D4RkNIKON says:

I don't think you really understand what you just said. How could they have a 20 year hardware/software plan? 20 years ago we had no idea what kind of tech would be available now.. No one 20 years ago could have imagined the iPad and wireless internet.

pete says:

Magic products designed by a god of course.
Sheesh, pay attention, that's iMore 101.

uh huh says:

Learn your history. Steve predicted and planned for many objects we use today back in the early 80s. That's 30 years ago.

mech1164 says:

So long as it doesn't get to be about the bean counters they will be fine. Let the Idea and Engineer types alone to create and have Tim make sure the ops are running well and we will all be happy. Just look at HP for what not to do in a corporate culture. (Darn I still miss WebOS)

Tim says:

"Let the Idea and Engineer types alone"
No thanks. I don't want another iPhone 4 with bad reception in low signal areas just because the engineers didn't have the foresight to test the phone without a case.
I get the whole "be different" and "visionary" thing but it should never come at the expense of the company or the customers they service.

GAMH says:

And learn from history.... The Sculley years are still fresh in the memory of Apple followers....

Justin - Five Sprouts Stitching says:

Jobs was larger than life an a remarkable person when it came to vision and product philosophy. I hope He has left enough of a culture behind to continue the focus they had under him. Products and user experience first. Profit and shareholders second.

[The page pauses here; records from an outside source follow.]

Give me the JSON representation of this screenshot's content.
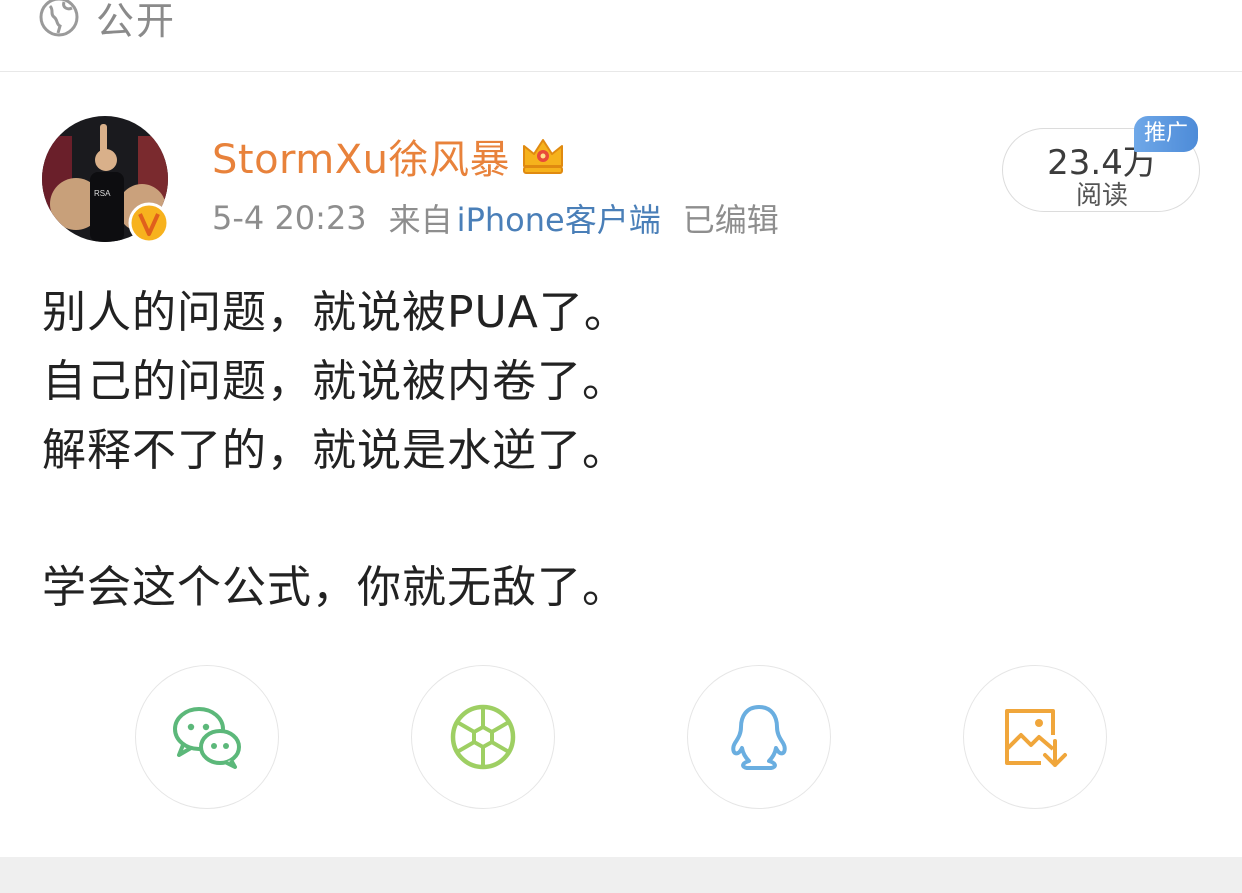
{
  "visibility": {
    "icon": "globe-icon",
    "label": "公开"
  },
  "post": {
    "author": {
      "name": "StormXu徐风暴",
      "name_color": "#e8823b",
      "avatar": "avatar",
      "badge_icon": "crown-icon",
      "verified_icon": "verified-v-icon"
    },
    "meta": {
      "time": "5-4 20:23",
      "from_label": "来自",
      "source": "iPhone客户端",
      "edited": "已编辑"
    },
    "reads": {
      "count": "23.4万",
      "label": "阅读",
      "promo_tag": "推广"
    },
    "content": {
      "line1": "别人的问题，就说被PUA了。",
      "line2": "自己的问题，就说被内卷了。",
      "line3": "解释不了的，就说是水逆了。",
      "line4": "学会这个公式，你就无敌了。"
    }
  },
  "share": [
    {
      "icon": "wechat-icon"
    },
    {
      "icon": "moments-icon"
    },
    {
      "icon": "qq-icon"
    },
    {
      "icon": "save-image-icon"
    }
  ]
}
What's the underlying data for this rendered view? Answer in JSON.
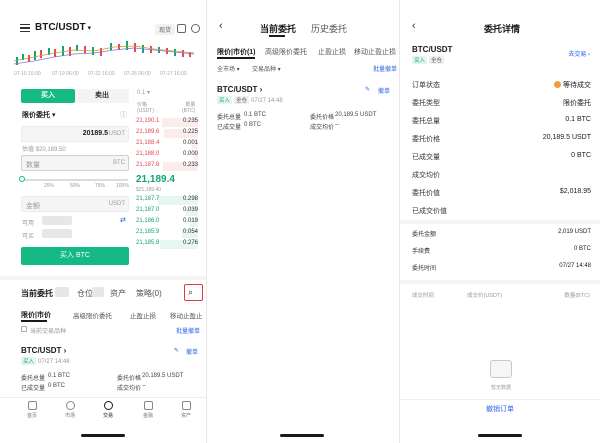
{
  "colors": {
    "buy": "#15b985",
    "sell": "#e5484d",
    "link": "#2a63e6",
    "warn": "#f59b3a",
    "highlight": "#e23b3b"
  },
  "screen1": {
    "symbol": "BTC/USDT",
    "tag_now": "现货",
    "chart_dates": [
      "07-15 16:00",
      "07-19 06:00",
      "07-22 16:00",
      "07-26 06:00",
      "07-27 16:00"
    ],
    "side_tabs": {
      "buy": "买入",
      "sell": "卖出"
    },
    "order_type": "限价委托",
    "price": {
      "value": "20189.5",
      "unit": "USDT"
    },
    "valuation": "估值 $20,189.50",
    "qty": {
      "placeholder": "数量",
      "unit": "BTC"
    },
    "pct_marks": [
      "25%",
      "50%",
      "75%",
      "100%"
    ],
    "amount": {
      "placeholder": "金额",
      "unit": "USDT"
    },
    "avail_label": "可用",
    "buyable_label": "可买",
    "buy_button": "买入 BTC",
    "orderbook": {
      "step": "0.1",
      "col_price": "价格\n(USDT)",
      "col_qty": "数量\n(BTC)",
      "asks": [
        {
          "price": "21,190.1",
          "qty": "0.235"
        },
        {
          "price": "21,189.6",
          "qty": "0.225"
        },
        {
          "price": "21,188.4",
          "qty": "0.001"
        },
        {
          "price": "21,188.0",
          "qty": "0.000"
        },
        {
          "price": "21,187.8",
          "qty": "0.233"
        }
      ],
      "last": "21,189.4",
      "last_sub": "$21,189.40",
      "bids": [
        {
          "price": "21,187.7",
          "qty": "0.298"
        },
        {
          "price": "21,187.0",
          "qty": "0.039"
        },
        {
          "price": "21,186.0",
          "qty": "0.019"
        },
        {
          "price": "21,185.9",
          "qty": "0.054"
        },
        {
          "price": "21,185.8",
          "qty": "0.276"
        }
      ]
    },
    "bottom_tabs": [
      "当前委托",
      "仓位",
      "资产",
      "策略(0)"
    ],
    "order_subtabs": [
      "限价|市价",
      "高级限价委托",
      "止盈止损",
      "移动止盈止"
    ],
    "current_pair_only": "当前交易品种",
    "batch_cancel": "批量撤单",
    "order": {
      "symbol": "BTC/USDT",
      "side": "买入",
      "time": "07/27 14:48",
      "edit": "改单",
      "cancel": "撤单",
      "total_label": "委托总量",
      "total_value": "0.1 BTC",
      "price_label": "委托价格",
      "price_value": "20,189.5 USDT",
      "filled_label": "已成交量",
      "filled_value": "0 BTC",
      "avg_label": "成交均价",
      "avg_value": "--"
    },
    "nav": [
      "首页",
      "市场",
      "交易",
      "金融",
      "资产"
    ]
  },
  "screen2": {
    "tab_current": "当前委托",
    "tab_history": "历史委托",
    "subtabs": [
      "限价|市价(1)",
      "高级限价委托",
      "止盈止损",
      "移动止盈止损"
    ],
    "filter_type": "全市场",
    "filter_pair": "交易品种",
    "batch_cancel": "批量撤单",
    "order": {
      "symbol": "BTC/USDT",
      "side": "买入",
      "mode": "全仓",
      "time": "07/27 14:48",
      "cancel": "撤单",
      "total_label": "委托总量",
      "total_value": "0.1 BTC",
      "price_label": "委托价格",
      "price_value": "20,189.5 USDT",
      "filled_label": "已成交量",
      "filled_value": "0 BTC",
      "avg_label": "成交均价",
      "avg_value": "--"
    }
  },
  "screen3": {
    "title": "委托详情",
    "symbol": "BTC/USDT",
    "go_trade": "去交易",
    "side": "买入",
    "mode": "全仓",
    "rows": [
      {
        "label": "订单状态",
        "value": "等待成交"
      },
      {
        "label": "委托类型",
        "value": "限价委托"
      },
      {
        "label": "委托总量",
        "value": "0.1 BTC"
      },
      {
        "label": "委托价格",
        "value": "20,189.5 USDT"
      },
      {
        "label": "已成交量",
        "value": "0 BTC"
      },
      {
        "label": "成交均价",
        "value": ""
      },
      {
        "label": "委托价值",
        "value": "$2,018.95"
      },
      {
        "label": "已成交价值",
        "value": ""
      }
    ],
    "fee_rows": [
      {
        "label": "委托金额",
        "value": "2,019 USDT"
      },
      {
        "label": "手续费",
        "value": "0 BTC"
      },
      {
        "label": "委托时间",
        "value": "07/27 14:48"
      }
    ],
    "fills_head": [
      "成交时间",
      "成交价(USDT)",
      "数量(BTC)"
    ],
    "empty_text": "暂无数据",
    "cancel_order": "撤销订单"
  }
}
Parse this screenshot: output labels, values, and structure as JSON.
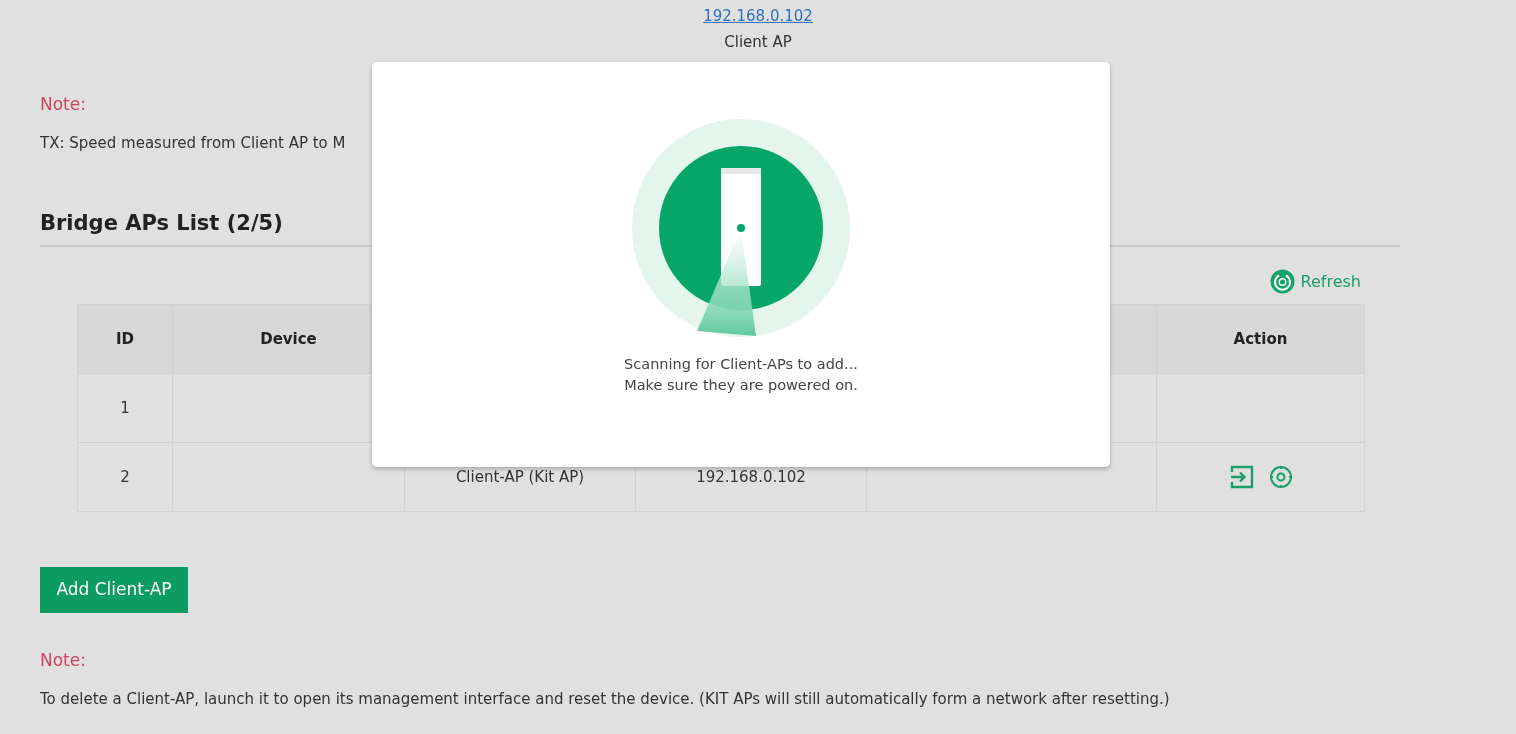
{
  "device_link": {
    "address": "192.168.0.102",
    "label": "Client AP"
  },
  "note_top": {
    "title": "Note:",
    "text": "TX: Speed measured from Client AP to M"
  },
  "list": {
    "title": "Bridge APs List (2/5)",
    "refresh": "Refresh"
  },
  "table": {
    "columns": [
      "ID",
      "Device",
      null,
      null,
      null,
      "Action"
    ],
    "rows": [
      {
        "cells": [
          "1",
          null,
          null,
          null,
          null,
          null
        ],
        "actions": []
      },
      {
        "cells": [
          "2",
          null,
          "Client-AP (Kit AP)",
          "192.168.0.102",
          null,
          null
        ],
        "actions": [
          {
            "kind": "launch"
          },
          {
            "kind": "settings"
          }
        ]
      }
    ]
  },
  "add_button": "Add Client-AP",
  "note_bottom": {
    "title": "Note:",
    "text": "To delete a Client-AP, launch it to open its management interface and reset the device. (KIT APs will still automatically form a network after resetting.)"
  },
  "dialog": {
    "lines": [
      "Scanning for Client-APs to add...",
      "Make sure they are powered on."
    ]
  }
}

The Reptile says:

Last time I checked, Jobs used actors in his commercials too - when it suited him. The Get a Mac ads had actors. They had Richard Dreyfuss do the voice over on the Think Different ads.
Tim Cook is doing what he's good at. He knows there is no way he can be Steve Jobs and I'd rather him be himself than try to be Jobs. As long as Apple's products are the stars then all will be well.

Glenn#IM says:

This can be a goof thing if done right. You have to stay in the middle to make it work. To right, and no one knows who is in charge, or what is going on. "too many bosses". To much to the left, and "too many Indians" with no one making decisions. They have all the people with the qualitifications to make this work. I am in total agreement. Leave the idea people alone. To much rules, and regulations, and they loose the ability to create.

Farid Rahmi says:

Cook -literally- delivers.
Just like MS didn't need constant innovation after the initial Windows/Office was delivered, neither do iOS and iOS devices. Move on, nothing to see here. Or to put it differently : "Steady as she goes Mr Cook, warp factor one. To boldly go where no company went before : trillion dollar space"

robert.walter says:

"sane passion", been turning this around in my mind and can't decide if it's a typo (for "same passion"), or deliberate (as counterpoise to "insane passion" of Steve Jobs.) LOL!

Slyrobber says:

I go with keep the bean counters out of the meetings and the lawyers in court. These two groups alone have demonstrated that this system doesn't work. At apple this was NOT the culture and if it becomes that then this bubble is bust. It will start to beige again and Apple computers will soon become AP computers out of efficiency. That's when I for one jump off the USS yawn.
I think differently,
Sly

pete says:

Anybody who thinks this is a good thing probably hasn't been at a company that has gone through a similar culture change. It's always sold by executives as being necessary and using logic that sounds reasonable. The end results are usually the same. When you become like everybody else, the best employees leave, those that remain lose interest and motivation, the company starts to have trouble drawing qualified employees, and the end result is similar to "Office Space".

MaxiumGrimm says:

I completely Agree with Pete. I have been at a company where culture was great before the PR, CEO and the Vultures aka "Lawyers" came and started making changes to "improve our inner workings". All it did was bring moral DOWN and make the people that were most enthusiastic about the company grow to hate what it has become, which eventually led to them leaving to find less "restrictive" workplaces. Change isn't always needed if the machine has been BLASTING out great work like Apple in the past 10 years !